◆ Exercise aim:
Output all entries verbatim. Skip pictures.

+-------+

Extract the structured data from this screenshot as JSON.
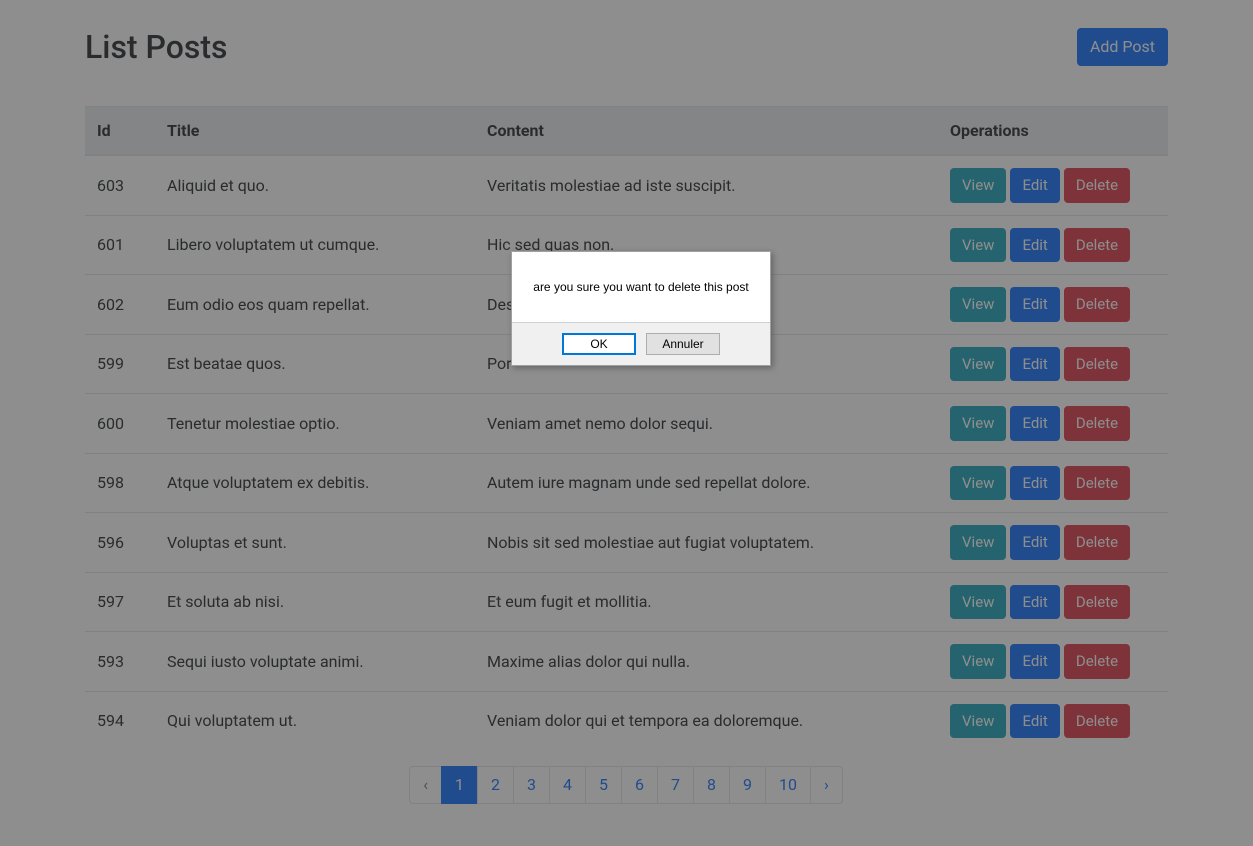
{
  "header": {
    "title": "List Posts",
    "add_post_label": "Add Post"
  },
  "table": {
    "columns": {
      "id": "Id",
      "title": "Title",
      "content": "Content",
      "operations": "Operations"
    },
    "ops": {
      "view": "View",
      "edit": "Edit",
      "delete": "Delete"
    },
    "rows": [
      {
        "id": "603",
        "title": "Aliquid et quo.",
        "content": "Veritatis molestiae ad iste suscipit."
      },
      {
        "id": "601",
        "title": "Libero voluptatem ut cumque.",
        "content": "Hic sed quas non."
      },
      {
        "id": "602",
        "title": "Eum odio eos quam repellat.",
        "content": "Des"
      },
      {
        "id": "599",
        "title": "Est beatae quos.",
        "content": "Por"
      },
      {
        "id": "600",
        "title": "Tenetur molestiae optio.",
        "content": "Veniam amet nemo dolor sequi."
      },
      {
        "id": "598",
        "title": "Atque voluptatem ex debitis.",
        "content": "Autem iure magnam unde sed repellat dolore."
      },
      {
        "id": "596",
        "title": "Voluptas et sunt.",
        "content": "Nobis sit sed molestiae aut fugiat voluptatem."
      },
      {
        "id": "597",
        "title": "Et soluta ab nisi.",
        "content": "Et eum fugit et mollitia."
      },
      {
        "id": "593",
        "title": "Sequi iusto voluptate animi.",
        "content": "Maxime alias dolor qui nulla."
      },
      {
        "id": "594",
        "title": "Qui voluptatem ut.",
        "content": "Veniam dolor qui et tempora ea doloremque."
      }
    ]
  },
  "pagination": {
    "prev": "‹",
    "next": "›",
    "pages": [
      "1",
      "2",
      "3",
      "4",
      "5",
      "6",
      "7",
      "8",
      "9",
      "10"
    ],
    "active": "1"
  },
  "dialog": {
    "message": "are you sure you want to delete this post",
    "ok": "OK",
    "cancel": "Annuler"
  }
}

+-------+

◆ Task answer:
Extract the structured data from this screenshot as JSON.
{
  "header": {
    "title": "List Posts",
    "add_post_label": "Add Post"
  },
  "table": {
    "columns": {
      "id": "Id",
      "title": "Title",
      "content": "Content",
      "operations": "Operations"
    },
    "ops": {
      "view": "View",
      "edit": "Edit",
      "delete": "Delete"
    },
    "rows": [
      {
        "id": "603",
        "title": "Aliquid et quo.",
        "content": "Veritatis molestiae ad iste suscipit."
      },
      {
        "id": "601",
        "title": "Libero voluptatem ut cumque.",
        "content": "Hic sed quas non."
      },
      {
        "id": "602",
        "title": "Eum odio eos quam repellat.",
        "content": "Des"
      },
      {
        "id": "599",
        "title": "Est beatae quos.",
        "content": "Por"
      },
      {
        "id": "600",
        "title": "Tenetur molestiae optio.",
        "content": "Veniam amet nemo dolor sequi."
      },
      {
        "id": "598",
        "title": "Atque voluptatem ex debitis.",
        "content": "Autem iure magnam unde sed repellat dolore."
      },
      {
        "id": "596",
        "title": "Voluptas et sunt.",
        "content": "Nobis sit sed molestiae aut fugiat voluptatem."
      },
      {
        "id": "597",
        "title": "Et soluta ab nisi.",
        "content": "Et eum fugit et mollitia."
      },
      {
        "id": "593",
        "title": "Sequi iusto voluptate animi.",
        "content": "Maxime alias dolor qui nulla."
      },
      {
        "id": "594",
        "title": "Qui voluptatem ut.",
        "content": "Veniam dolor qui et tempora ea doloremque."
      }
    ]
  },
  "pagination": {
    "prev": "‹",
    "next": "›",
    "pages": [
      "1",
      "2",
      "3",
      "4",
      "5",
      "6",
      "7",
      "8",
      "9",
      "10"
    ],
    "active": "1"
  },
  "dialog": {
    "message": "are you sure you want to delete this post",
    "ok": "OK",
    "cancel": "Annuler"
  }
}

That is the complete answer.